Author Posts

April 30, 2018 at 6:17 am

Hi Team,

During writing a script, I found elseif is not working properly. I feel it may be a bug, can you please check your end and confirm me, also if you find any error, please rectify me too...

The Code – (Sample)
do {
$X= Read-Host " Please type any number"
if ($X -gt 0) {
"$X is greater than zero"
}
ElseIf ($X -lt 0) {
"$X is negative"
}
Else {
"This Number appears to be zero"
}
}
until ($X -eq "")

The problem is the negative value cannot be detected. But, if I use a number with decimal point, then it's working. Suppose if I input .1, then it shows ".1 is negative".
I tried removing the DO loop too, but the same result...

Regards,
Roy.

April 30, 2018 at 6:34 am

You're not checking numbers. You are checking strings at the moment! 😉

April 30, 2018 at 6:52 am

Agreed. The odds of there being a bug with ElseIf are slim ;).

$X is a string, not a number. “A” cannot be greater than zero; even if the string is a digit, comparisons don't work that way.

Try:

[int]$X = Read-Host “Whatever”

To further understand this, try running this in the console, typing each line and hitting Enter:

$a = 5
$b = “5”
$a + $b
$b + $a
$a -gt 1
$b -gt 1

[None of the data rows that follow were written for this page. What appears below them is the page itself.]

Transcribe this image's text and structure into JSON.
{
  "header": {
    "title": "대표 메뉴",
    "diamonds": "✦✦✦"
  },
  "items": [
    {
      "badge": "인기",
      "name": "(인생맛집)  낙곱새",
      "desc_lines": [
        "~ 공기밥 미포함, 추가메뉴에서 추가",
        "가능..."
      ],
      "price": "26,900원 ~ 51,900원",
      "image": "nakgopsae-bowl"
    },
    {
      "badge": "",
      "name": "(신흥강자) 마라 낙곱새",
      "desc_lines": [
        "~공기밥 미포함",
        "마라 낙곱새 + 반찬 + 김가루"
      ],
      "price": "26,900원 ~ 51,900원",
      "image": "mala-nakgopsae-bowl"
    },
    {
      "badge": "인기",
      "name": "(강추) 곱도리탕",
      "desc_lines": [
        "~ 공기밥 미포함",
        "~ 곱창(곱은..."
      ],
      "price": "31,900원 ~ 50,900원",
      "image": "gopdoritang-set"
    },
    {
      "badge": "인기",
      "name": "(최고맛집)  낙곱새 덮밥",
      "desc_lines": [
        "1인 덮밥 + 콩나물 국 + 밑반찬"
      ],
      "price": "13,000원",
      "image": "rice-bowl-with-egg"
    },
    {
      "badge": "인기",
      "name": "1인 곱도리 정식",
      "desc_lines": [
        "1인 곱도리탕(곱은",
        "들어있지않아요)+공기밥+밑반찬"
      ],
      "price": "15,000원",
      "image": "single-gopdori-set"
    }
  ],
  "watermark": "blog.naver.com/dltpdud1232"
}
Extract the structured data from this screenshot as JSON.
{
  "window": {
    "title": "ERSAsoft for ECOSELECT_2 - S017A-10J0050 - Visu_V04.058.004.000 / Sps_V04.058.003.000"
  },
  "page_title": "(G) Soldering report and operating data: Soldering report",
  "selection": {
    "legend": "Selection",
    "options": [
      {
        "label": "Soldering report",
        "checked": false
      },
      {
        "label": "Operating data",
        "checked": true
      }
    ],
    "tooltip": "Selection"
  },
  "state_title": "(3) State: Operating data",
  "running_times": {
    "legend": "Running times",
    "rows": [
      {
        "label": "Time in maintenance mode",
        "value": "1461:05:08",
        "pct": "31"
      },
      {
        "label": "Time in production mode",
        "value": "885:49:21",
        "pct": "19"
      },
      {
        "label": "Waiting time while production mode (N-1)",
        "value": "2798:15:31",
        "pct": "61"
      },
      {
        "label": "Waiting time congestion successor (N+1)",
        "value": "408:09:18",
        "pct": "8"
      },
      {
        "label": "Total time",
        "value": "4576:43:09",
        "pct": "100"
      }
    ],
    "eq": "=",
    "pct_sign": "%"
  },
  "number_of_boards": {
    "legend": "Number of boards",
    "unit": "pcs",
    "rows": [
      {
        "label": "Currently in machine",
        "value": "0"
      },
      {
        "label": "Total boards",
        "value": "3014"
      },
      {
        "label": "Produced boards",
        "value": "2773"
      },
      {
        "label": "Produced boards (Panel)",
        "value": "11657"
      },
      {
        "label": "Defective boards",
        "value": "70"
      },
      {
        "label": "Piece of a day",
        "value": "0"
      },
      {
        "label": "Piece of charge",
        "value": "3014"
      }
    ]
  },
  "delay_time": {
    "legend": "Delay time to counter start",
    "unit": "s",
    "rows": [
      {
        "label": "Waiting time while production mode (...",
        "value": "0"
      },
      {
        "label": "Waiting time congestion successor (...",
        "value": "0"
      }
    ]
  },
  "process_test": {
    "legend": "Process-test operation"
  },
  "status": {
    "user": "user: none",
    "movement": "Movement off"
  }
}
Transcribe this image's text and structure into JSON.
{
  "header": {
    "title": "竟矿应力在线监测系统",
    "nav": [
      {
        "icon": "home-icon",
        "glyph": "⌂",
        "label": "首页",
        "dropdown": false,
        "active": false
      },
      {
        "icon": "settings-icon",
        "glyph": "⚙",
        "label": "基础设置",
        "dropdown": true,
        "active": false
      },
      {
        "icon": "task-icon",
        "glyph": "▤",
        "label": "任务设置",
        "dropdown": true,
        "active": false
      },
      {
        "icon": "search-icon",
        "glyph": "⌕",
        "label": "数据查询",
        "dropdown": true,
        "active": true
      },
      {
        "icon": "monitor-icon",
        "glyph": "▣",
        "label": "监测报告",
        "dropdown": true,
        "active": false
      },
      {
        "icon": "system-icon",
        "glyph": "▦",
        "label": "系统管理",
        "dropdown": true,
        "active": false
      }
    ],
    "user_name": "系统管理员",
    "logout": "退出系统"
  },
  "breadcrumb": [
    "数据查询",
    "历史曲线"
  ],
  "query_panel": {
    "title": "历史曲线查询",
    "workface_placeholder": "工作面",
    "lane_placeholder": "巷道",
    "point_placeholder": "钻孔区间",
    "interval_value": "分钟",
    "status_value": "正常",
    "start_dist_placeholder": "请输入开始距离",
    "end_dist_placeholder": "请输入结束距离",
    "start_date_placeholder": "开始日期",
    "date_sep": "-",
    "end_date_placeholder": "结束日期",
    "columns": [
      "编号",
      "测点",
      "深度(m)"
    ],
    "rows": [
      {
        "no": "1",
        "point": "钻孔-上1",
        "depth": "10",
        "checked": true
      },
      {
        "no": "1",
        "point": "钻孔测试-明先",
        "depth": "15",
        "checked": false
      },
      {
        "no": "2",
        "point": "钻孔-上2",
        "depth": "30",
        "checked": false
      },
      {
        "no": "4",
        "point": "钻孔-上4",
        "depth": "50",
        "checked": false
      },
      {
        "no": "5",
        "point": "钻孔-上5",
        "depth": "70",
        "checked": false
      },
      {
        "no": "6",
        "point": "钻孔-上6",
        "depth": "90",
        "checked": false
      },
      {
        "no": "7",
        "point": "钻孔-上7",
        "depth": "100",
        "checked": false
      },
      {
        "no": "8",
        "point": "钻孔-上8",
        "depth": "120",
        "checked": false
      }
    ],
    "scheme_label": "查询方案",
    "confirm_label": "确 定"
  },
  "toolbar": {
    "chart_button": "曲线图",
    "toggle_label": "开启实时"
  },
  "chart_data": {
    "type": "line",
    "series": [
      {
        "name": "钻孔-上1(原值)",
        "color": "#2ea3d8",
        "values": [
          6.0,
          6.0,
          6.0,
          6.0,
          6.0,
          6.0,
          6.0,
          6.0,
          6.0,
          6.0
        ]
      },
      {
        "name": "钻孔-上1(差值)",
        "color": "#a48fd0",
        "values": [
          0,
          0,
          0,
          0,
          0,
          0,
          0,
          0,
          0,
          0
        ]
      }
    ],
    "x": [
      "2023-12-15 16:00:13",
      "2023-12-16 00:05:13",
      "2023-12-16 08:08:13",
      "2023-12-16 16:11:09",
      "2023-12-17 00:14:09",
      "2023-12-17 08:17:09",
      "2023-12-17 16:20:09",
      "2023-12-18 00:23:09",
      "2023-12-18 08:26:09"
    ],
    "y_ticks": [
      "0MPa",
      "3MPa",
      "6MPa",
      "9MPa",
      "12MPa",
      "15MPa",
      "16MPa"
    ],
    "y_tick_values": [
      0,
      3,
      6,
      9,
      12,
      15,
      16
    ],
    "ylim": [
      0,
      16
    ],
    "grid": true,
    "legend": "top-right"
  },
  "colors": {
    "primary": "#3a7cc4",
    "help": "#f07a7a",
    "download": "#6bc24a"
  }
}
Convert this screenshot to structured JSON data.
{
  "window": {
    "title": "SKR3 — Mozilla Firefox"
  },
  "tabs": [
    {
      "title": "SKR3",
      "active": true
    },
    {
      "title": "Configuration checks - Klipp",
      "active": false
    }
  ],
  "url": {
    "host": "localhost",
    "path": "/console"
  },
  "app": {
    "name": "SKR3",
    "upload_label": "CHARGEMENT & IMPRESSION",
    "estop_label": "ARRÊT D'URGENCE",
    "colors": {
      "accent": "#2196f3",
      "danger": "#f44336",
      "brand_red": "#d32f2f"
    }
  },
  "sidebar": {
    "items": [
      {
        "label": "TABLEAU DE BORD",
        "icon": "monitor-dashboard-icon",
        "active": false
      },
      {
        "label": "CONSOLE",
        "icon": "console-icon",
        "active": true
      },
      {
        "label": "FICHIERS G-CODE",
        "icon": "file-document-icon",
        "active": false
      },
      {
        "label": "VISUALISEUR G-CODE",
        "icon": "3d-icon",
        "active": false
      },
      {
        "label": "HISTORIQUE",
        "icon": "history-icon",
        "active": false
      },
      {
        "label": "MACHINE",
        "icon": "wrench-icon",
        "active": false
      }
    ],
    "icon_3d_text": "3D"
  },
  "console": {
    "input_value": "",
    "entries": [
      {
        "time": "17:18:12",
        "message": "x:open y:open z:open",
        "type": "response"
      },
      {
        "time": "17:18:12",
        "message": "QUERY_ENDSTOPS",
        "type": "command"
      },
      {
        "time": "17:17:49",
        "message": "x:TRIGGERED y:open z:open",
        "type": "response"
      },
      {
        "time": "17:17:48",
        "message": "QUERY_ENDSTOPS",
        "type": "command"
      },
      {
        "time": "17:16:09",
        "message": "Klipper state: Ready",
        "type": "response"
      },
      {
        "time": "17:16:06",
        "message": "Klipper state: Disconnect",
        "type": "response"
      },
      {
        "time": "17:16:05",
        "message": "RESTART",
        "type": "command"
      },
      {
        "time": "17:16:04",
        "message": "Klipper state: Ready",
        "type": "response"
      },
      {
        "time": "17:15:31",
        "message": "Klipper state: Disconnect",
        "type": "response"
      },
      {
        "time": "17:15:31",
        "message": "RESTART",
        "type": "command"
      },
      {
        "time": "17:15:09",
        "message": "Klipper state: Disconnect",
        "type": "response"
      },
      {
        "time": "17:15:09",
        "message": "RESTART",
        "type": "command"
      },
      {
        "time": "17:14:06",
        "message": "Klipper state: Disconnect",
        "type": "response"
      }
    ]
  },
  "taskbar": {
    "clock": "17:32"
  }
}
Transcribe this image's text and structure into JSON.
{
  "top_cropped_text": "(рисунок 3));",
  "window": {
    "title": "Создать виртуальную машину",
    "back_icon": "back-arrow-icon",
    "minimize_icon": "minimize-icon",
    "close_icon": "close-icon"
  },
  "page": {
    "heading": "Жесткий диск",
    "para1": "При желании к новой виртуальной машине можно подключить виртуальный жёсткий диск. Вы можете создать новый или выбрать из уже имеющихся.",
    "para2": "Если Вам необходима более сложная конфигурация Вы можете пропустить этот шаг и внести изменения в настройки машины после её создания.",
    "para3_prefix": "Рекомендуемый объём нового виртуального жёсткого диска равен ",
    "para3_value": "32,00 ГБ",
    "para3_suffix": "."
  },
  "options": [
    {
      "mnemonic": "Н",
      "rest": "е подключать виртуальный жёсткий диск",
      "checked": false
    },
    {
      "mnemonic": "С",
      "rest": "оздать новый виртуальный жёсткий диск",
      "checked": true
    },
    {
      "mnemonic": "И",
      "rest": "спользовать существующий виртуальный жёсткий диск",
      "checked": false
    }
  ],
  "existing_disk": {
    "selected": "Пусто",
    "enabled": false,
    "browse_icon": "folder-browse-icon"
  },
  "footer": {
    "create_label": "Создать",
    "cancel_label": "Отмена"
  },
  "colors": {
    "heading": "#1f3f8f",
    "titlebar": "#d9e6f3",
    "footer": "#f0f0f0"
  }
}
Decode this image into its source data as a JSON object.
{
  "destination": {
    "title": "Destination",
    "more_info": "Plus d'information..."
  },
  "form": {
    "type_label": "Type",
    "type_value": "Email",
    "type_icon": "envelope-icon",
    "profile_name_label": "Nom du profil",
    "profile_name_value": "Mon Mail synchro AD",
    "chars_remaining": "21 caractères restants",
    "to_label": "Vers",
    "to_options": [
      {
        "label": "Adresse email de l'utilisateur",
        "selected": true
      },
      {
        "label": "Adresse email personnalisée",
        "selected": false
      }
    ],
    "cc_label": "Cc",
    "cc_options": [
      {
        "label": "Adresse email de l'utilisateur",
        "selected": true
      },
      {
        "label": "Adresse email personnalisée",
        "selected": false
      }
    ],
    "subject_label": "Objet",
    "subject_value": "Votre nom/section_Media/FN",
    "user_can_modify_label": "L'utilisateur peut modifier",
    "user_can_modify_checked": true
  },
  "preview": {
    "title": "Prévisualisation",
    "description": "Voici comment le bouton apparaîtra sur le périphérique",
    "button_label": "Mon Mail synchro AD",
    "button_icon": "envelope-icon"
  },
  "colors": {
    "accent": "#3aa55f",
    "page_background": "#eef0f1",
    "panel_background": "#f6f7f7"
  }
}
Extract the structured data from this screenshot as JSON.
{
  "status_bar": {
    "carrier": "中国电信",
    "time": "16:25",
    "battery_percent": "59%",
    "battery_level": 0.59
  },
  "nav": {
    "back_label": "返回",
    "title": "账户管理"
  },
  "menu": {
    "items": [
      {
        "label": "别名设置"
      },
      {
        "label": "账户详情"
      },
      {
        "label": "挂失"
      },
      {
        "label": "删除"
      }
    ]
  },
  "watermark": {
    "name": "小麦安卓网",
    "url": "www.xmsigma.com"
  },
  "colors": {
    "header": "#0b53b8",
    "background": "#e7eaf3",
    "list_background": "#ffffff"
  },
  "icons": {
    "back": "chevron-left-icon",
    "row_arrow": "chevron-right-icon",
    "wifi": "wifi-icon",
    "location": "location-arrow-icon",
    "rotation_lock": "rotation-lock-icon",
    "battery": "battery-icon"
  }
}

April 30, 2018 at 2:18 pm

You'll also see that $X.GetType() is a string. But actually, if you put the 0 first in the comparison, it will cast $X to an int32 for the comparison.

do {
  $X= Read-Host " Please type any number"
  if (0 -lt $X) {
    "$X is greater than zero"
  }
  ElseIf (0 -gt $X) {
    "$X is negative"
  }
  Else {
    "This Number appears to be zero"
  }
}
until ($X -eq "") 

April 30, 2018 at 2:59 pm

Hi Don / Team,

Did the test as Mr.Don suggested. And as usual get confused and looking for the answer.

$a = 5 | As per rule, this is automatically treated as Int32 type.

$b = “5” | As per rule, the DoubleQuotes help to treat as String type.

$a + $b | Is the concept is like, if the first variable type is Int, then the second variable also treated as Int?

$b + $a | Same concept, for string type it's concatenating!! Am I right?

$a -gt 1 |Both cases it's true!! For int, it's okay? But for string!! How?
$b -gt 1

I am confused on the math and comparison operation. What is the concept? Please help me to understand.

Regards,
Roy.

April 30, 2018 at 6:49 pm

Looks like '5' -gt '1' is true. But not '-5' -lt '1' and not '15' -gt '2'. I think it goes by the ascii order of the first character. That's why a numeric sort is different from a string sort. Actually I'm not sure why the '-5' isn't less than a '1'.

PS C:\users\admin> [int[]][char[]]'-5'
45
53
PS C:\users\admin> [int[]][char[]]'1'
49